This is the screenshot of the 11 logo design ideas I created, and as you can see, it’s mainly based off of the D&M design. The reason why I chose that is that it incorporates elements from both cooperating companies, Disney and Mandy’s, while also offering a design that is very simple to put on all different kinds of products. My intention of drawing these fonts myself if that this D&M logo could be applied with different colors and little changes to fit into a particular theme or character of the existing Disney intellectual properties. On the glowing logo of D&M, it contains the colors of the Incredibles, and that’s an example of how this logo design is able to adapt into different elements in order to use the collaboration to the largest extent, to appeal to audiences of different Disney characters.

After deciding on one main design, like the incredible adaption, I will further design 3 to 6 additional logos to be printed on individual candy packages, each with a different theme. In the illustrator document, if you look closely, the fonts, colors, sizes, and spaces between letters vary from design to design (D&M), and I think each has its advantages and disadvantages. Another series of logos is the comic textured Mandy’s logo, with a Micky Mouse-shaped lollipop on the side. These were done intentionally to look a bit rougher, but I think more modern and interesting to view for children, which is our primary target audience.

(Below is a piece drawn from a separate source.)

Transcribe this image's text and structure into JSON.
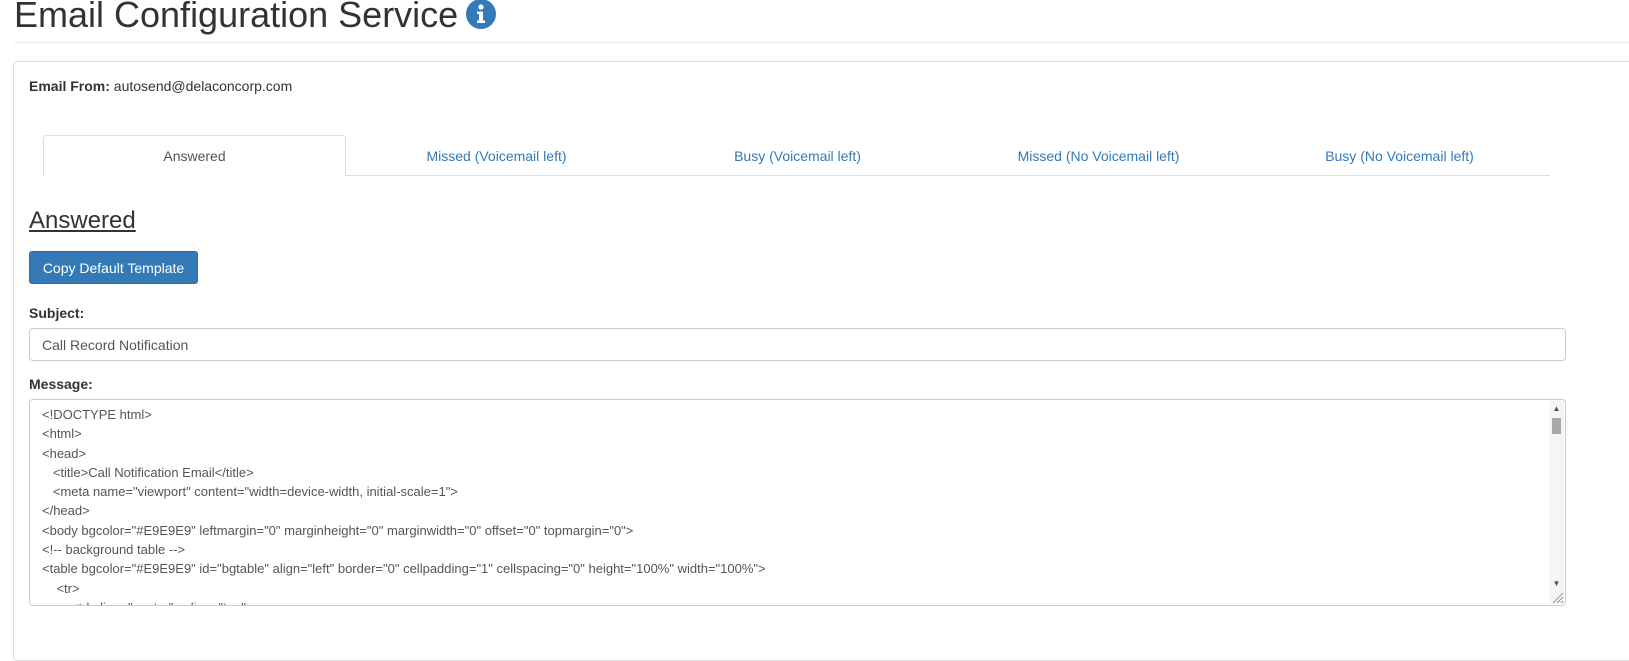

Going into the feedback, I had three rounds of the feedback given to me during class. Most of these feedbacks didn’t have a significant impact on my final ones, but two ideas suggested by Jennifer and oscar helped me developed my ideas further. One idea was that I could include a more eye-catching element to it because the one I showed them at the time was still mostly black and white. From that comment, I changed my logo to try out colors of black, yellow, and red (colors of mickey mouse). Another feedback I got from them was that I don’t just have to use fonts that I drew by myself, because they’re not especially neat. At the time, the ‘100% homemade candy since 1960’ was still hand-drawn, and a bit messy. I changed it up into a legit digital font, and I feel like it worked out to look more professional.

Because I didn’t get to finish a lot of my ten designs in class, I also asked my parents for feedback at home once I completed them. My dad is actually a professional designer, and he gave me some insightful ideas that eventually led to the design on top. First, he said that I could have unity throughout the font, so I couldn’t use half black and white while the other half is orange. Another thing that I should consider is that I should make my logo in a sense that it could be able to fit in with a variety of colors so that they can be repurposed to put on packaging, signs, or even websites. The last thing is that I should be clear in what the store is, so I listened to the feedback and added the mickey shaped candy on top instead of a not very related star, and added the homemade candy quote on the bottom.